Novelist Keith Donohue will read from his new book, Centuries of June, at Barnes & Noble, Bethesda, on (appropriately!) Wednesday, June 8 at 7pm.
I'm really excited about this book. It sounds both completely absorbing and innovative in its structure--and I say that almost hesitantly because I don't want to put people off (eww, innovative structure!)... But I like it when novelists play around with structure without sacrificing compelling characters and real human stories. This is not experimenting just for the sake of it. The descriptions I've read make me think of something David Mitchell might try. (And I love David Mitchell's work.) In fact, Library Journal mentions Mitchell in their *stellar* review, which describes Donohue's book as a "tour-de-force."
Centuries of June is a black comedy in which a man attempts to tell the story of how he ended up on the floor of his bathroom with a hole in his head. But he's repeatedly interrupted by a series of suspects—eight women lying in the bedroom just down the hall.

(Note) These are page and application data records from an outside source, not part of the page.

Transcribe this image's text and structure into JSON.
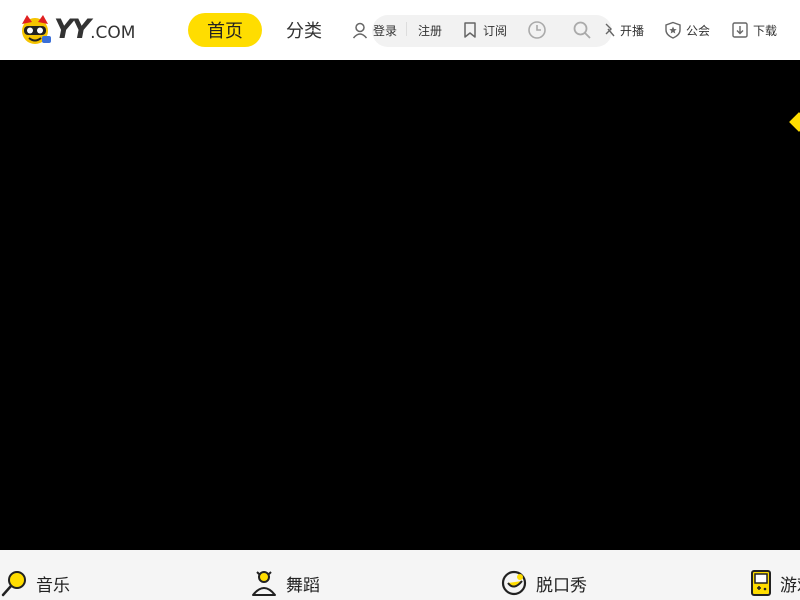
{
  "header": {
    "logo": {
      "yy": "YY",
      "com": ".COM"
    },
    "nav": {
      "home": "首页",
      "category": "分类"
    },
    "login": "登录",
    "register": "注册",
    "subscribe": "订阅",
    "broadcast": "开播",
    "guild": "公会",
    "download": "下载"
  },
  "colors": {
    "accent": "#ffdd00",
    "player_bg": "#000000",
    "catbar_bg": "#f5f5f5"
  },
  "categories": [
    {
      "label": "音乐",
      "icon": "microphone-icon"
    },
    {
      "label": "舞蹈",
      "icon": "dancer-icon"
    },
    {
      "label": "脱口秀",
      "icon": "smile-icon"
    },
    {
      "label": "游戏",
      "icon": "gamepad-icon"
    }
  ]
}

Each woman tells a story drawn from five centuries of American myth and legend in a range of styles and voices.
Buffalo News says Centuries of June is "sly, surprising and entertaining...offers a reader both post- and premodern treats." It echoes "everything from the Marx Brothers to Dickens," and more.